Injured pit bulls renew concerns about dogfights

Dogfighting is an illegal blood sport, but Lawrence Humane Society officials say they are convinced it is all too common in Douglas County.

Animal cruelty investigators for the society found two pitbulls dumped in southern Douglas County. They said the recently mauled animals are evidence dogfighting is an area problem.

“We know there was a fight,” said Midge Grinstead, Lawrence Humane Society director. “We just didn’t find it.”

The Humane Society received three anonymous calls this weekend. All three callers said a dogfight took place during the weekend. It wasn’t until employees found the two dogs Tuesday morning  one of them was dead  that they knew for sure, Grinstead said.

“I was so angry,” Grinstead said Tuesday. “They told me to come look at the (surviving) dog this morning. I went in the cage, looked at her and just got really upset.”

What Grinstead saw was a brown female pitbull covered in blood, with wounds all over its head, neck and legs. The dog’s mouth was torn open, it was emaciated and had ringworms, said Stacy Hoobler, a cruelty investigator with the Humane Society.
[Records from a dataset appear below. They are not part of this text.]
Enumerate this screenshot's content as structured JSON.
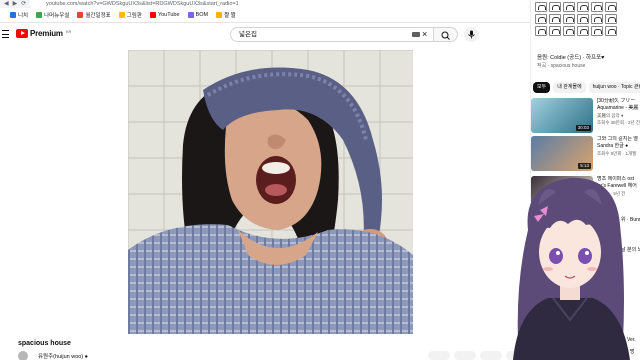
{
  "browser": {
    "url": "youtube.com/watch?v=GWDSkguUX3s&list=RDGWDSkguUX3s&start_radio=1",
    "bookmarks": [
      {
        "label": "니치",
        "color": "#1a73e8"
      },
      {
        "label": "나머뉴우설",
        "color": "#34a853"
      },
      {
        "label": "월간일정표",
        "color": "#ea4335"
      },
      {
        "label": "그림판",
        "color": "#fbbc04"
      },
      {
        "label": "YouTube",
        "color": "#ff0000"
      },
      {
        "label": "BOM",
        "color": "#7b61ff"
      },
      {
        "label": "짤 짤",
        "color": "#f4b400"
      }
    ]
  },
  "header": {
    "logo": "Premium",
    "logo_region": "KR",
    "search_value": "넓은집"
  },
  "video": {
    "title": "spacious house",
    "channel": "유원주(huijun woo) ●",
    "actions": [
      "",
      "",
      "",
      ""
    ]
  },
  "sidebar": {
    "music_line1": "음원: Coldie (공드) · 하프포♥",
    "music_line2": "작곡 · spacious house",
    "chips": [
      {
        "label": "모두",
        "active": true
      },
      {
        "label": "내 관계몰에",
        "active": false
      },
      {
        "label": "huijun woo · Topic 관련",
        "active": false
      }
    ],
    "recommendations": [
      {
        "title": "[30分耐久 フリー",
        "sub": "Aquamarine - 美麗",
        "channel": "美麗의 음악 ●",
        "stats": "조회수 38만회 · 2년 전",
        "duration": "30:03",
        "colors": [
          "#9ed2e0",
          "#2f6f86"
        ]
      },
      {
        "title": "그와 그의 길지는 열",
        "sub": "Sandra 한글 ●",
        "channel": "",
        "stats": "조회수 9만회 · 1개월",
        "duration": "5:13",
        "colors": [
          "#5b7ca6",
          "#d9a36b"
        ]
      },
      {
        "title": "명조 에이퍼스 ost",
        "sub": "jar's Farewell 헤어",
        "channel": "",
        "stats": "조회수 · 5년 전",
        "duration": "",
        "colors": [
          "#3a2e3a",
          "#e8e0d0"
        ]
      }
    ],
    "more_texts": [
      "위 · Bunny C",
      "날 분의 노래",
      "로 Ver.",
      "2천 명"
    ]
  }
}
“The people who do this to dogs, I’d like to see the same thing happen to them,” Hoobler said.

Besides fresh bite marks, the dog had a number of old injuries and scars indicating a history of fights. But the dog won’t fight again.
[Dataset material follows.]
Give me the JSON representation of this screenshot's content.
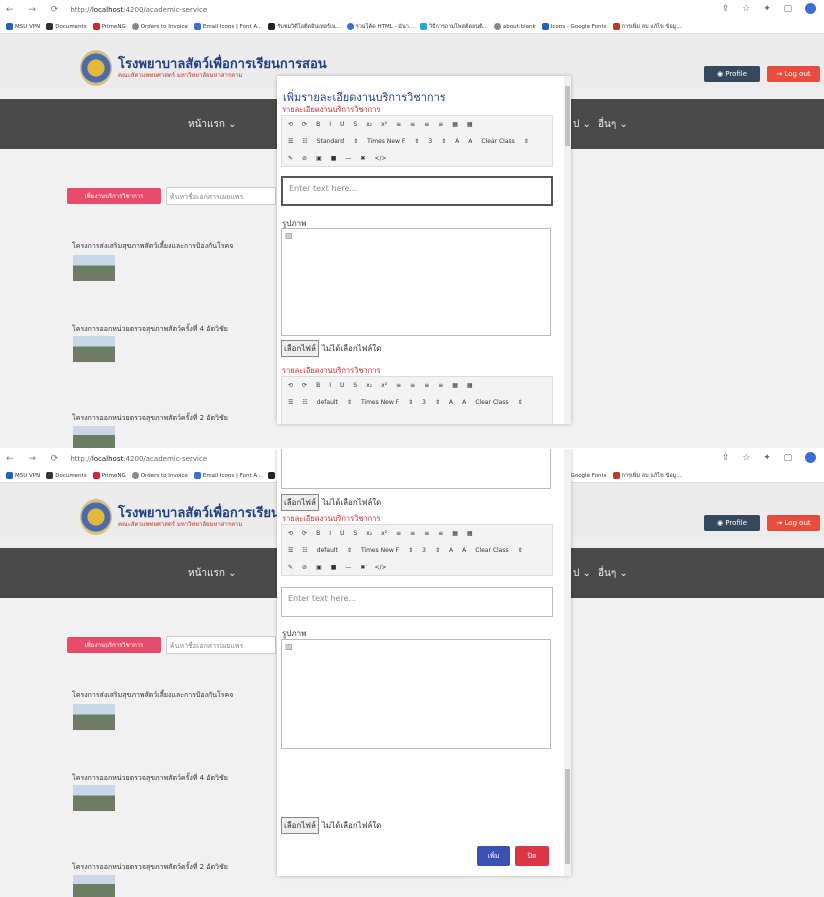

“We’re going to hold her three days,” Grinstead said, “make her as comfortable as we possibly can, and then she’ll have to be euthanized humanely.”

Grinstead said the dog can’t be put up for adoption because it might be dangerous.

“We just don’t take the risk of adopting them out,” she said.

The Humane Society, Grinstead said, has a list of 100 names and addresses of people suspected of being involved in dog fighting.

“I do 15 to 20 cruelty investigations a week and at least three to five of those involve pitbulls,” Hoobler said. “And it’s not in one area of town. It’s east, west, north and south. It’s everywhere in the county and in the city.”

Lawrence Police Sgt. Mike Pattrick said the department periodically receives calls about possible dog fights in the city, but officers have not been able to catch anyone in the act.

The Douglas County Sheriff’s Office has not responded to any recent reports of dog fights, but Lt. Kathy Tate said the department will work with the Humane Society investigating this most recent case.

Douglas County Dist. Atty. Christine Kenney said staging a dogfight is a felony and spectators could be charged with a misdemeanor. But Kenney said she can’t recall prosecuting anyone under the state statute.